Beginning in the Backcountry
Maggie is a recipient of the Backcountry Squatters Scholarship for Outdoor Education and received her AIARE 1 through Bondi Outdoor Leadership.
I grew up skiing the east; I am a Maryland-born gal who would sometimes make the drive to ski the glamorous Pennsylvania hills. Now don’t worry, I’m not going to give you some hardo speech that East-coasters are raised on ice and are built to endure (although I respect those statements). What I WILL tell you is a quick story on how with the support of Backcountry Squatters, I was able to start a sport that has since changed my perception of my own strength and capabilities as a woman in the outdoors.
Growing up where I did, backcountry skiing was never really an activity that I considered feasible to participate in. It was something I watched in sick ski clips, ooh-ing and awh-ing over the beauty of glistening fresh turns and rugged terrain. As I moved out to Boulder, Colorado for school, I knew that it was something I wanted to learn. I love endurance sports, love my time spent in the mountains, and especially love the pursuit of some deep pow.

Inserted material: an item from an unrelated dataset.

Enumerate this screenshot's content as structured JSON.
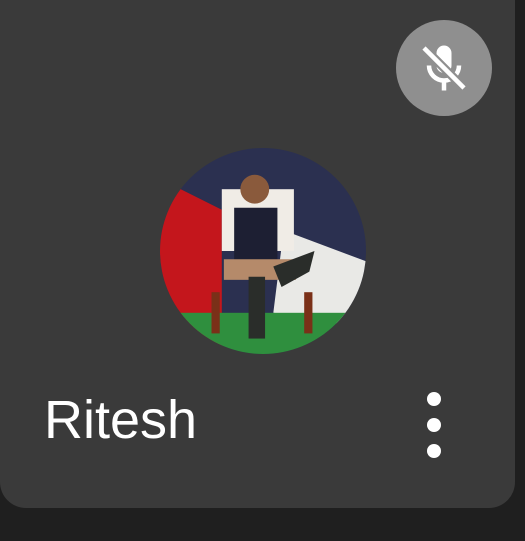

It was simply an activity I was craving to get a taste of. Yet everytime I started researching equipment, beta, or general information around navigating the backcountry, I would hit a wall of discouragement. Why? Because a) equipment and gear costs a freaking buttload, b) there was SO much I didn’t know both safety and education wise, and c) I had genuinely had no idea where to even start.
But as I networked through fellow Squatters, I found a friend who sold me a pair of used skis with tech bindings. Next, eBay became my best friend. I became a bidding queen, and scored myself a pair of touring boots. I applied for the 2021 Backcountry Squatters Scholarship for Outdoor Education late that fall, and received an email from Darby that I was a recipient of the scholarship around mid-winter. I was ecstatic, and I registered myself for an AIARE 1 course through a local organization (shouts-out Bondi Outdoor Leadership!) in early spring.
The course was great, and I was able to gain the basics of backcountry knowledge that I have built upon since. In a sport with such a high risk of avalanche danger, skills that include reading the snowpack, analyzing terrain, and practicing how to most effectively use your equipment (your trusty beacon, shovel and probe) are of the utmost importance. I learned the value of group communication and quick thinking in intense environments. I most importantly learned how to mitigate the chances of putting myself and my group in danger. Out of the 12 of us taking the course, I was one of the 3 self-identifying females. It was a reminder that this sport was no exception to other outdoor activities, that we need more representation of both women and peoples that have been historically excluded from these outdoor recreational spaces.
Being on the board of Backcountry Squatters here at CU Boulder, I wanted to do an AIARE course not just to kick-start my own backcountry skiing journey, but to eventually bring more women and non-binary folks into the alpine backcountry as well. Coming into the sport as a complete beginner, I understand how daunting and impossible it feels to start an endeavor such as touring and backcountry skiing. Not only is it financially hard to approach, but it can feel extremely gatekept and exclusionary to those who are doing their best to navigate the complexities of the sport and the culture around it. While I still consider myself new to the sport, I have grown as an individual and athlete more than I could have imagined. I hope to continue developing my skills and knowledge in the backcountry, and to extend direct support to those around me that are interested in getting into it!
When I begin a tour now, I find myself feeling clear-headed and capable. It is empowering to spend time in the raw elements that both humble and inspire me. I believe that everyone deserves the opportunity and access to enjoy these experiences, and I’m immensely grateful for Backcountry Squatters for allowing me to expand my horizon of who I am as a person, leader, and adventurer.
2021 Scholarship Recipient